Alex: The cloud is mostly about hosting what you already but in a different place - in other words, getting servers out of your own data center and into somebody else’s. Cloud native is an entirely new way of building, deploying, and maintaining applications that depends on containerization, orchestration, and other technologies to build a robust, highly-scalable/autoscaling, and incredibly reliable IT infrastructure. Your application could utilize the cloud, but not be cloud native, but a cloud native application will always utilize the cloud.
Q: So how does this relate to containers or a "containerized" application?
Alex: Containers, or standardized units of software that package up code, lend themselves well to cloud, being portable and (ideally) fast to start up. A containerized app can be 'placed' efficiently by cloud automation.
Q: SoFy is an application that is built to run within the cloud, right?
Alex: Yes, HCL SoFy is a cloud-based Kubernetes application, whose containers are configured through Helm charts.
Q: What exactly does SoFy do within the cloud?
Alex: SoFy is a website that provides a catalog of cloud native-enabled enterprise software products aka the HCL Software cloud native product catalog (we refer to it as The Catalog). We also have tools that will package these products with platform services, into a single Helm chart that installs and configures the complete solution.
Q: Who are the typical customers?
Alex: HCL Software and SoFy customers and business partners are those who want to get started quickly with Kubernetes, to get the benefits of cloud native technologies for their businesses. Our customers utilize SoFy for many purposes including digital solutions, secure devops, security and automation, and platform components and tools, among many more. No prior cloud experience needed!

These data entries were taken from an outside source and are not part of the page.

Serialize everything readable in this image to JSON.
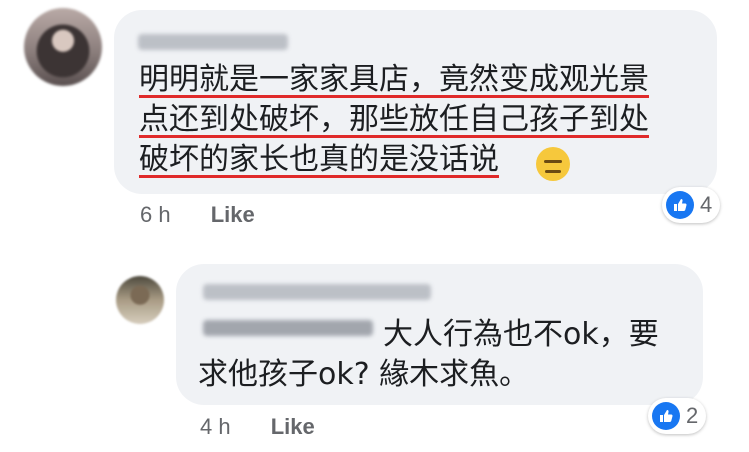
{
  "comment": {
    "lines": [
      "明明就是一家家具店，竟然变成观光景",
      "点还到处破坏，那些放任自己孩子到处",
      "破坏的家长也真的是没话说"
    ],
    "emoji": "expressionless-face",
    "time": "6 h",
    "like_label": "Like",
    "reaction_count": "4"
  },
  "reply": {
    "text": "大人行為也不ok，要求他孩子ok? 緣木求魚。",
    "time": "4 h",
    "like_label": "Like",
    "reaction_count": "2"
  },
  "colors": {
    "bubble": "#f0f2f5",
    "underline": "#e02a2a",
    "like_blue": "#1877f2",
    "meta_gray": "#65676b"
  }
}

Q: How do I move to a cloud native environment, without specific cloud native skills?
Alex: You can easily and quickly move your HCL Software products to the cloud of your choice through expert assistance and unlock the full potential of your products. Our HCL Now service will assist you with cloud migration and retention, so you can quickly become cloud enabled without having to retrain or hire new staff.
Q: There are a lot of specific terms in this article, where can I go to learn more about cloud-related terminology?
Alex: A: One of resources within the our SoFy Documentation site is our SoFy Glossary. This living document is updated over time and can help you learn more about cloud-related language. If you have any feedback or there’s a word we missed, please let us know at email@example.com.
We hope this blog helped you learn about the cloud and bring the concept a little more down to earth. To learn more about the cloud, cloud native, or SoFy, check out the wide variety of resources in our public-facing SoFy Doc site or request access to SoFy today!